Media portrayal[edit]

See also[edit]

References[edit]

  1. ^ Francis P. Blair, Tulane University
  2. ^ Kleber, John E. The Kentucky Encyclopedia. Lexington, Ky: University Press of Kentucky, 1992, p. 763.
  3. ^ a b c Chisholm, Hugh, ed. (1911). Blair, Francis Preston. Encyclopædia Britannica 4 (11th ed.). Cambridge University Press.
  4. ^ Congressional Globe, Library of Congress
  5. ^ Smith, Elbert B. Francis Preston Blair. New York: Free Press, 1980.
  6. ^ Blair, Francis P. A Voice from the Grave of Jackson: Letter from Francis P. Blair to a Public Meeting in New York, Held April 29, 1856. Washington: Buell & Blanchard, printers, 1856.
  7. ^ a b c Blair, Gist. Annals of Silver Spring, Records of the Columbia Historical Society, Washington, D.C., Vol. 21 (1918), pp. 155-185.
  8. ^ a b c d Goodwin, D. K. Team of Rivals: The Political Genius of Abraham Lincoln. New York: Simon & Schuster, 2005. ISBN 1-4165-4983-8 (electronic edition)
  9. ^ Elbert B. Smith. Blair, Francis Preston, American National Biography Online, February 2000.
  10. ^ Mr. Lincoln's White House: Francis P. Blair, Sr. (1791-1876), The Lehrman Institute. Archived.
  11. ^ Smith, William E. The Francis Preston Blair Family in Politics, 2 vols. New York: The Macmillan Company, 1933, p. VII.
  12. ^ McCoy, Jerry A. (2005). Historic Silver Spring. Silver Spring, Md.: Arcadia Publishing. pp. 26–32. ISBN 0-7385-4188-5. 
  13. ^ Jason Tomassini. Jesup Blair Mansion to be renovated, The Washington Post, May 6, 2010.
  14. ^ Historic marker "Jesup Blair House", Silver Spring, Maryland
  15. ^ About Jesup Blair Park and Blair House
  16. ^ Annual Report of the Commissioners of the District of Columbia. p. 28. Retrieved 1 July 2016. 
  17. ^ D'au Vin, Constance (10 February 1978). "DHR Opens New Shelter For Homeless". Retrieved 1 July 2016. 
Attribution

 This article incorporates text from a publication now in the public domainChisholm, Hugh, ed. (1911). "Blair, Francis Preston". Encyclopædia Britannica. 4 (11th ed.). Cambridge University Press. 

Further reading[edit]

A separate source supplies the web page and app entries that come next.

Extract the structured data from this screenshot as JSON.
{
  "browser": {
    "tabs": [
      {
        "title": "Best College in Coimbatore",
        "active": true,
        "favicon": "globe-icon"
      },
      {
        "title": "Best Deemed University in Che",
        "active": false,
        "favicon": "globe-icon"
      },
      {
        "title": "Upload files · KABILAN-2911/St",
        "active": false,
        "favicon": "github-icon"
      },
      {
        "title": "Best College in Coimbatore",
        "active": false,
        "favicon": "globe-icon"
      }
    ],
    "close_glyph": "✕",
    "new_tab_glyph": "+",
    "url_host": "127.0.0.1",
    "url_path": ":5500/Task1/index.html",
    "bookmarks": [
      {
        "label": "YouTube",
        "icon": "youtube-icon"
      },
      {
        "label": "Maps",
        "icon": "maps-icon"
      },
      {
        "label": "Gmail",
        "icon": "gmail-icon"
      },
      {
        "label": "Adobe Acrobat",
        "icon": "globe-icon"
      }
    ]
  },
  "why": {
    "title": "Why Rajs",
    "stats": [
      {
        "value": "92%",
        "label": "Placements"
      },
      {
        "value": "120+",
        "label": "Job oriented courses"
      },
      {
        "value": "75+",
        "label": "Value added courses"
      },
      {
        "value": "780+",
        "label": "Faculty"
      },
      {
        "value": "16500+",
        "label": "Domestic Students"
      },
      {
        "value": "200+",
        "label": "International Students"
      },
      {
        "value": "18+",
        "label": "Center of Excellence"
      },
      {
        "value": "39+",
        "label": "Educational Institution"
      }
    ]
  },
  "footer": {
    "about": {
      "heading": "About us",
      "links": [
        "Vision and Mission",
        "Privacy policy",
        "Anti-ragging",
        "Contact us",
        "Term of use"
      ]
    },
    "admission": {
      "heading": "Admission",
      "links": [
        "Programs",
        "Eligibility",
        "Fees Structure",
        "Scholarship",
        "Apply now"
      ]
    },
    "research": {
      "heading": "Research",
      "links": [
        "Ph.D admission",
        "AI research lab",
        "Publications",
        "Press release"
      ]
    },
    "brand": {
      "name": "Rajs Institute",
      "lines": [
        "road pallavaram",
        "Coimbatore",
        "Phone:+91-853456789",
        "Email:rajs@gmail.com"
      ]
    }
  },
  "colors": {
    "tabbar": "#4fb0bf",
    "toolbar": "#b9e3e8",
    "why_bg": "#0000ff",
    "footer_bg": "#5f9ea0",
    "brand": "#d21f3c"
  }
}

  • Blair, Francis P. A Voice from the Grave of Jackson: Letter from Francis P. Blair to a Public Meeting in New York, Held April 29, 1856. Washington: Buell & Blanchard, printers, 1856.
  • The Papers of the Blair Family. Washington, D.C.: Library of Congress, 1988.
  • Laas, Virginia J. Wartime Washington: The Civil War Letters of Elizabeth Blair Lee. Urbana: University of Illinois Press, 1991.
  • Smith, Elbert B. Francis Preston Blair. New York: Free Press, 1980.
  • Smith, William E. Francis P. Blair: Pen-executive of Andrew Jackson. Cedar Rapids: The Torch Press, 1931.
  • Smith, William E. The Francis Preston Blair Family in Politics, 2 vols. New York: The Macmillan Company, 1933.

External links[edit]